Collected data
══════════

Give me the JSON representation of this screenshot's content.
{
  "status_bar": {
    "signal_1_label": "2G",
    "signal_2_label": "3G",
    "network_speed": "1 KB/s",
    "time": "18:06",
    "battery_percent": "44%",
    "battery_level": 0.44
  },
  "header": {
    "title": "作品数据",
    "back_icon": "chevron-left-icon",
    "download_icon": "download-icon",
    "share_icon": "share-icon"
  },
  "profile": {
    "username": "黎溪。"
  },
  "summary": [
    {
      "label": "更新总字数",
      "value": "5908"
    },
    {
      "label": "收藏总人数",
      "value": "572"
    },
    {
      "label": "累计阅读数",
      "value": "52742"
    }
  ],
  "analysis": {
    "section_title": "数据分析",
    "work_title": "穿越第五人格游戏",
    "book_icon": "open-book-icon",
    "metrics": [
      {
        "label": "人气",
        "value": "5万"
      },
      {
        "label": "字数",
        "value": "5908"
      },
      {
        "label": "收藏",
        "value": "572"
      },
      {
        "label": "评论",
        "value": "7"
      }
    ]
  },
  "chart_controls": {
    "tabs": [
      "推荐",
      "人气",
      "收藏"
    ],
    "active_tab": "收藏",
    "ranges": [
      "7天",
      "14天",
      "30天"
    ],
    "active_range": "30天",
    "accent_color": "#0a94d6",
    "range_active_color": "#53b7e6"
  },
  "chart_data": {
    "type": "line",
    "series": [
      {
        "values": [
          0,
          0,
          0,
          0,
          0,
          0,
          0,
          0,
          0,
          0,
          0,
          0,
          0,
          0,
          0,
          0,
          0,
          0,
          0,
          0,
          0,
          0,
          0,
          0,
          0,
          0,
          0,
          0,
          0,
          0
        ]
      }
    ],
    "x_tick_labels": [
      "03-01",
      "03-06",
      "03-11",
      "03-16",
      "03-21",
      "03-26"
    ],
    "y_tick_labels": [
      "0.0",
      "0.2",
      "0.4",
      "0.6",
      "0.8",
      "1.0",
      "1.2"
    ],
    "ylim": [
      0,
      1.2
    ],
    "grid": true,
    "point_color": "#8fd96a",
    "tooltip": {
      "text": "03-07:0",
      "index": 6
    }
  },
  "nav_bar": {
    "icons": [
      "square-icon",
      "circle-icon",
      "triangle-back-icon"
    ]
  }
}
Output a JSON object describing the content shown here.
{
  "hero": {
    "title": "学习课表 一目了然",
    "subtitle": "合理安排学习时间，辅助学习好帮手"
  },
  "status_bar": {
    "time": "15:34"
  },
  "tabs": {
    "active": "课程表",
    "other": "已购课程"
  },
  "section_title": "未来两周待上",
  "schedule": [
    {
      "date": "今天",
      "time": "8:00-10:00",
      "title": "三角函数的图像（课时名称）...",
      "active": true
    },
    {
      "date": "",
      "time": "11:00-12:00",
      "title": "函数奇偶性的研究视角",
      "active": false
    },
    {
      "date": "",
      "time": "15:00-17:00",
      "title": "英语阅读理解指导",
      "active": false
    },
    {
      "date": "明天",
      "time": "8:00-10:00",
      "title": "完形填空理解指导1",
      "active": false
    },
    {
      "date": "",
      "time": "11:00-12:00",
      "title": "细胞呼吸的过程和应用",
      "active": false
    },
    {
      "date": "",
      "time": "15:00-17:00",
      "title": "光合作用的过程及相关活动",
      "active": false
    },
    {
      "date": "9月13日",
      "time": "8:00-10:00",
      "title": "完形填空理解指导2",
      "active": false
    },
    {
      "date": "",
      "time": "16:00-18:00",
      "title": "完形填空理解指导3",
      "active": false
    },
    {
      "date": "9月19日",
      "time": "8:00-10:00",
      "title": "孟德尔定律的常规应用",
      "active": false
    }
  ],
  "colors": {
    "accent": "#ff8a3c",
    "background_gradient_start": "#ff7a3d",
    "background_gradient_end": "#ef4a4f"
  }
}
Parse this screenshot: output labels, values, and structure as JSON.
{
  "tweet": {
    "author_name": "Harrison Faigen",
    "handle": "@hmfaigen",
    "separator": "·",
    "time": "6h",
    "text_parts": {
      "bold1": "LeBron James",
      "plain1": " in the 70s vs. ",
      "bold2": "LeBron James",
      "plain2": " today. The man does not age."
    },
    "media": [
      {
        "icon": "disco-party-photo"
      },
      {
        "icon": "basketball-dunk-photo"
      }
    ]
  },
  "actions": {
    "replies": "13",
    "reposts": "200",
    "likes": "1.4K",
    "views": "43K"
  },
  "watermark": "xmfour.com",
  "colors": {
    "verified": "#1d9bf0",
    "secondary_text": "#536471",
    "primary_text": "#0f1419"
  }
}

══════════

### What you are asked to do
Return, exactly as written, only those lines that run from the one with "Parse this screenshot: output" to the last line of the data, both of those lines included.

### Response to the exercise
Parse this screenshot: output labels, values, and structure as JSON.
{
  "tweet": {
    "author_name": "Harrison Faigen",
    "handle": "@hmfaigen",
    "separator": "·",
    "time": "6h",
    "text_parts": {
      "bold1": "LeBron James",
      "plain1": " in the 70s vs. ",
      "bold2": "LeBron James",
      "plain2": " today. The man does not age."
    },
    "media": [
      {
        "icon": "disco-party-photo"
      },
      {
        "icon": "basketball-dunk-photo"
      }
    ]
  },
  "actions": {
    "replies": "13",
    "reposts": "200",
    "likes": "1.4K",
    "views": "43K"
  },
  "watermark": "xmfour.com",
  "colors": {
    "verified": "#1d9bf0",
    "secondary_text": "#536471",
    "primary_text": "#0f1419"
  }
}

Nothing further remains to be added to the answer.